  • Participate in local events: Cultural festivals, workshops, and public talks not only enrich your understanding of Mexican culture but also open doors to new friendships and networking opportunities.
  • Volunteering: Offering your time for a local cause can be a rewarding way to connect deeply with the community and meet others who share your values.

Through these avenues, digital nomads can seamlessly integrate into the local fabric of their chosen Mexican locale, enriching their expatriate experience with meaningful connections and community support.

To Sum Up

Navigating the terrain of visas and legal requirements might seem daunting initially, but with the correct information and preparation, transitioning to a digital nomad lifestyle in Mexico can be smooth and fulfilling. Key points covered include:

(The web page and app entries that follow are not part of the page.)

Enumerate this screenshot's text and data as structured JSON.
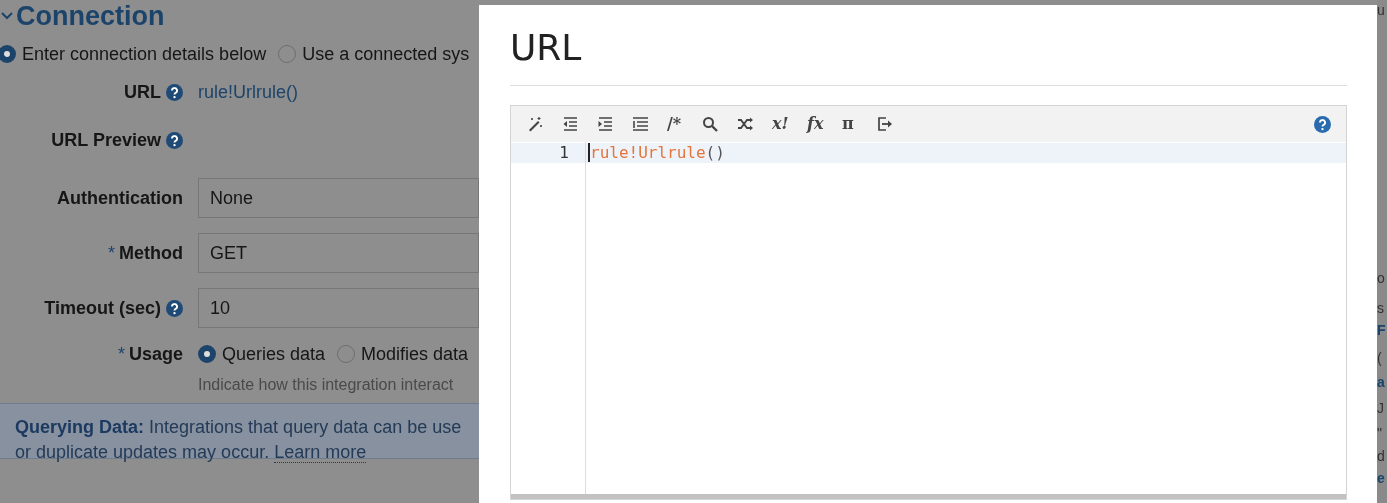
{
  "section": {
    "title": "Connection",
    "expanded": true
  },
  "source_options": [
    {
      "label": "Enter connection details below",
      "selected": true
    },
    {
      "label": "Use a connected sys",
      "selected": false
    }
  ],
  "fields": [
    {
      "kind": "text",
      "label": "URL",
      "help": true,
      "value": "rule!Urlrule()"
    },
    {
      "kind": "text",
      "label": "URL Preview",
      "help": true
    },
    {
      "kind": "input",
      "label": "Authentication",
      "help": false,
      "value": "None"
    },
    {
      "kind": "input",
      "label": "Method",
      "asterisk": "*",
      "help": false,
      "value": "GET"
    },
    {
      "kind": "input",
      "label": "Timeout (sec)",
      "help": true,
      "value": "10"
    },
    {
      "kind": "radio",
      "label": "Usage",
      "asterisk": "*",
      "help": false,
      "options": [
        {
          "label": "Queries data",
          "selected": true
        },
        {
          "label": "Modifies data",
          "selected": false
        }
      ],
      "hint": "Indicate how this integration interact"
    }
  ],
  "info": {
    "line_1": "**Querying Data:** Integrations that query data can be use",
    "line_2": "or duplicate updates may occur.",
    "link": "Learn more"
  },
  "right_fragments": [
    "u",
    "o",
    "s",
    "F",
    "(",
    "a",
    "J",
    "\"",
    "d",
    "e"
  ],
  "dialog": {
    "title": "URL",
    "toolbar": [
      {
        "kind": "magic"
      },
      {
        "kind": "outdent"
      },
      {
        "kind": "indent"
      },
      {
        "kind": "list"
      },
      {
        "kind": "glyph",
        "text": "/*"
      },
      {
        "kind": "search"
      },
      {
        "kind": "shuffle"
      },
      {
        "kind": "glyph",
        "text": "x!",
        "italic": true
      },
      {
        "kind": "glyph",
        "text": "fx",
        "italic": true
      },
      {
        "kind": "glyph",
        "text": "π"
      },
      {
        "kind": "export"
      }
    ],
    "lines": [
      {
        "number": "1",
        "active": true,
        "tokens": [
          {
            "kind": "function",
            "text": "rule!Urlrule"
          },
          {
            "kind": "punct",
            "text": "()"
          }
        ]
      }
    ]
  }
}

  • Understanding Visa Needs: Recognizing there is no specific digital nomad visa for Mexico, yet options like the Temporary Resident Visa are available and crucial for long-term stays.
  • Legal Work: Emphasizing that working in Mexico requires adherence to the country’s visa stipulations, with the Temporary Resident Visa being essential for those seeking to work, either remotely for foreign entities or locally.
  • Financial Planning: Highlighting the importance of grasping Mexico’s tax implications for digital nomads and planning for the cost of living in various cities to ensure a stable and worry-free stay.
  • Community Engagement: Encouraging involvement in co-working spaces and local events as means to network and integrate into Mexico’s vibrant communities.

Also, Mexico offers an unparalleled opportunity to immerse oneself in a country with a rich tapestry of cultures, traditions, and natural beauty. From bustling cities with endless culinary delights to serene beaches that offer a tranquil retreat, the country boasts diverse experiences for every type of nomad.

Diving into this lifestyle with respect for local laws and customs not only ensures a harmonious stay but also enriches your global nomad journey. The fusion of professional flexibility, cultural immersion, and personal growth that Mexico offers makes it an enticing destination for digital nomads worldwide.

Frequently Asked Questions

Which Visa is Needed for a Digital Nomad in Mexico?

For digital nomads planning an extended stay in Mexico, the Temporary Resident Visa emerges as the prime option. This visa caters to those wishing to live in Mexico for periods longer than the 180 days allowed under tourist visas but do not intend to seek local employment. It’s important to note, however, that proving financial self-sufficiency or having a steady income from a remote job or business outside of Mexico is essential for obtaining this visa. This visa option aligns with the flexible lifestyle of digital nomads, granting them the freedom to explore Mexico’s diverse locales while continuing their remote work.

Can I Get a Visa to Work in Mexico?

Yes, remote workers who meet specific eligibility criteria can indeed obtain the Temporary Resident Visa to work in Mexico. Key criteria include showcasing financial independence or proving income from remote employment or business operations based outside of Mexico. This visa allows digital nomads to reside and work remotely from Mexico, providing a legal framework that supports the digital nomad lifestyle. Remember, securing this visa is contingent upon meeting the Mexican government’s requirements, including sufficient financial means and completing the necessary application process.

Do I Need a Visa While Being a Digital Nomad in Mexico?

Absolutely, obtaining a visa is necessary for digital nomads planning to stay in Mexico for more than 180 days or those who wish to work remotely for foreign companies from within Mexico. The visitor visa (FMM) permits stays of up to 180 days for tourist purposes and does not cover long-term stays or work. This underlines the necessity for digital nomads to apply for the Temporary Resident Visa if they seek to embrace Mexico as a base for their remote work lifestyle for longer durations. Compliance with Mexico’s visa requirements is crucial to ensure a lawful and enjoyable stay in the country.